  23. ^ Brooks, Brian (August 4, 2017). "Sundance Hits 'Step' & Taylor Sheridan's 'Wind River' Blow Into Theaters – Specialty B.O. Preview". Deadline. Retrieved January 1, 2023.
  24. ^ a b c d e f "National Historic Landmarks Survey, Indiana" (PDF). National Park Service. Archived (PDF) from the original on February 8, 2008. Retrieved July 25, 2011.
  25. ^ "Who We Are". First Baptist Church. Archived from the original on September 9, 2011. Retrieved July 26, 2011.
  26. ^ "Our Building". First Christian Church. Archived from the original on October 4, 2011. Retrieved July 26, 2011.
  27. ^ "Irwin Union Bank and Trust". NHLS. Archived from the original on June 5, 2011. Retrieved July 26, 2011.
  28. ^ "National Historic Landmark Nomination – Mabel McDowell" (PDF). National Park Service. Archived (PDF) from the original on June 6, 2011. Retrieved July 26, 2011.
  29. ^ "Miller House". National Park Service. Archived from the original on July 3, 2007. Retrieved July 26, 2011.
  30. ^ "North Christian Church Architecture". North Christian Church. Retrieved July 26, 2011.
  31. ^ Shaw, Matt. "Columbus, Indiana announces biennial design exhibition to begin in fall 2017 -". Retrieved November 24, 2016.
  32. ^ "The Republic - Diesels hope for hometown support - Columbus, Indiana". Archived from the original on April 5, 2012. Retrieved October 12, 2011.
  33. ^ "Riders Guide" (PDF). Retrieved August 29, 2023.
  34. ^ "Railroad Project" (PDF). Archived (PDF) from the original on October 28, 2020.
  35. ^ "Pennsylvania Railroad". Official Guide of the Railways, Table 53. 100 (5). National Railway Publication Company. October 1967.
  36. ^ "Penn Central, Table 48, dropped after merger". Official Guide of the Railways. 101 (1). National Railway Publication Company. June 1968.
  37. ^ Edmonson, Harold A. (1972). Journey to Amtrak.
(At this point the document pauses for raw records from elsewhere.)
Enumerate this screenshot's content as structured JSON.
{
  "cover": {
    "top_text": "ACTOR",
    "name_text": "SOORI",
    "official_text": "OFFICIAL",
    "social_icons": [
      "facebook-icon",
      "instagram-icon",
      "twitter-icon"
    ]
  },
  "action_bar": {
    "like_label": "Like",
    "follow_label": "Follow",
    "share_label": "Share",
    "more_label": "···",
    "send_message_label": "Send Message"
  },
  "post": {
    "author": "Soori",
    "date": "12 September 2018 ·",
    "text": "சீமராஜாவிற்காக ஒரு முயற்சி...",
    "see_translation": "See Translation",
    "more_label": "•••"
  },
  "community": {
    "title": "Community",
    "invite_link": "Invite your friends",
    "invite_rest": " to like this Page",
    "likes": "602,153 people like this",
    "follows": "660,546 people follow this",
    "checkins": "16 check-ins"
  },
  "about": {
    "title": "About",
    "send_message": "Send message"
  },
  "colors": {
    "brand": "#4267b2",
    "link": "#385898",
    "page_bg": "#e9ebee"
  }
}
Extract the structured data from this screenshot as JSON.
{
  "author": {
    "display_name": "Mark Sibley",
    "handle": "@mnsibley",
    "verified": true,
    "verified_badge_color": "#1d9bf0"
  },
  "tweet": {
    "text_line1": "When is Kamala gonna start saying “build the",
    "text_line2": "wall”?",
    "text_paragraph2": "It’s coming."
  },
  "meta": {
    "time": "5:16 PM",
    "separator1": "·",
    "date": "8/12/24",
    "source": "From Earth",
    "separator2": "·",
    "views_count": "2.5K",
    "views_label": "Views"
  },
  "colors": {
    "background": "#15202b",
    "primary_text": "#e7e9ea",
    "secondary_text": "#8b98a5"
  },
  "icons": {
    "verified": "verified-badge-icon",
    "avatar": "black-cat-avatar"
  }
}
Kalmbach Publishing. pp. 102–104. ISBN 978-0890240236.
  38. ^ "Passenger trains operating on the eve of Amtrak" (PDF). Trains. Archived from the original (PDF) on February 24, 2021.
  39. ^ "Chicago-Indianapolis-Cincinnati and Louisville". Amtrak Connects US. Retrieved January 23, 2023.
  40. ^ "KBAK - Columbus Municipal Airport". AirNav, LLC. Retrieved June 25, 2017.
  41. ^ "Debbi Lawrence Bio, Stats, and Results". Olympics at Archived from the original on April 18, 2020. Retrieved October 11, 2018.
  42. ^ "Hours". Bartholomew County Public Library. Retrieved March 4, 2018.


  • Illustrated Historical Atlas of Bartholomew County, Indiana, 1879 (reprinted by the Bartholomew County Historical Society, 1978)
  • 2003 History of Bartholomew County, Indiana, Volume II, copyright 2003, by the Bartholomew County Historical Society

Further reading[edit]

  • Columbus Indiana in Vintage Postcards, by Tamara Stone Iorio, copyright 2005 by Tamara Stone Iorio, published by Arcadia Publishing, ISBN 0-7385-3449-8
  • "Have you Seen my Town?" by Pamela Dinsmore
  • "Images of America: Columbus" by Patricia Mote
  • "I Discover Columbus" by William Marsh
  • "The Diesel Odyssey of Clessie Cummins" by Lyle Cummins
  • "The Engine that Could" by Jeffrey L. Cruikshank and David B. Sicilia
  • "Columbus Indiana" by Balthazar Korab
  • "A Look at Architecture: Columbus Indiana" by the Visitor's Center
  • "People and Places in my Town, Columbus Indiana" by Sylvia Worton
  • "Folk Heroes, Heroines, and Hometown Heritage – From Columbus, Indiana's City Hall Murals and Beyond" is about Columbus' outstanding personality beyond its architecture. ISBN 978-0-615-27621-2, by Rose Pelone Sisson

External links[edit]

39°12′50″N 85°54′40″W / 39.213998°N 85.911056°W / 39.213998; -85.911056